• _Task goal_
A complete response lists each line of the data below that includes the word "工会经费".

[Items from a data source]
--- START ---
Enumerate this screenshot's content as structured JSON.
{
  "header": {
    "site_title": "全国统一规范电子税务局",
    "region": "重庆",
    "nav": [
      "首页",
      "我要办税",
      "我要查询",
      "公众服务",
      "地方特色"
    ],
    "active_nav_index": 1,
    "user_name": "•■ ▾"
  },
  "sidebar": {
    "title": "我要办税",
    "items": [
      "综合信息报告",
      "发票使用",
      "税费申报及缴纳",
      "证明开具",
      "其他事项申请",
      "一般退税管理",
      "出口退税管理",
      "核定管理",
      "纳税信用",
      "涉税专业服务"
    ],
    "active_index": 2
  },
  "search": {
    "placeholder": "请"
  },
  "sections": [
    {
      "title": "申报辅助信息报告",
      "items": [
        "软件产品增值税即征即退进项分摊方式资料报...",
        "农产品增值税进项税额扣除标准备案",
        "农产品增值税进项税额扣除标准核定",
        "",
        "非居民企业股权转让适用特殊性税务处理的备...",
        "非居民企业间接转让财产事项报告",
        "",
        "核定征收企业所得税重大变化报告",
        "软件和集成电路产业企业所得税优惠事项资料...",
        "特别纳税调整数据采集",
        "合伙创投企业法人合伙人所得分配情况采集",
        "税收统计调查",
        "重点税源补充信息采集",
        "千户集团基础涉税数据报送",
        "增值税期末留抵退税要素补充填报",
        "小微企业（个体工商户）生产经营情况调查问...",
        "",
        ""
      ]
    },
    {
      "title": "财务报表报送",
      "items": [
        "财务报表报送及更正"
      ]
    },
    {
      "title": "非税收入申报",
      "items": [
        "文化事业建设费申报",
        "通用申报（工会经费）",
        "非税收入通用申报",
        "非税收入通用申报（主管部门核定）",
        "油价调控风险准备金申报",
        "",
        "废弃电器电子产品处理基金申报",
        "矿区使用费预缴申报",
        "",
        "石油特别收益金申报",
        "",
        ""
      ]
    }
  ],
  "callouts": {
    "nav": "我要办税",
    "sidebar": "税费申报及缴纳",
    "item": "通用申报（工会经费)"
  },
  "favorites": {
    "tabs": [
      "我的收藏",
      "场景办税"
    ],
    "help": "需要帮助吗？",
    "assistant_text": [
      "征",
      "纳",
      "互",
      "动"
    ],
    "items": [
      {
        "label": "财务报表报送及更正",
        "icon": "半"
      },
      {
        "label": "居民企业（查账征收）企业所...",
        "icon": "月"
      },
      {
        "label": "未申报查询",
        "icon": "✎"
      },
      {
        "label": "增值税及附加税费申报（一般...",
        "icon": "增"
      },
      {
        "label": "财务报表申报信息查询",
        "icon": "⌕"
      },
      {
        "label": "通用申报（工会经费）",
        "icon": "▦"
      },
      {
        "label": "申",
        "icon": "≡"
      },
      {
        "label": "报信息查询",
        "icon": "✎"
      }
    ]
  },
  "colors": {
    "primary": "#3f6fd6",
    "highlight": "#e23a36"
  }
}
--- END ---
• _Response_
        "通用申报（工会经费）",
    "item": "通用申报（工会经费)"
        "label": "通用申报（工会经费）",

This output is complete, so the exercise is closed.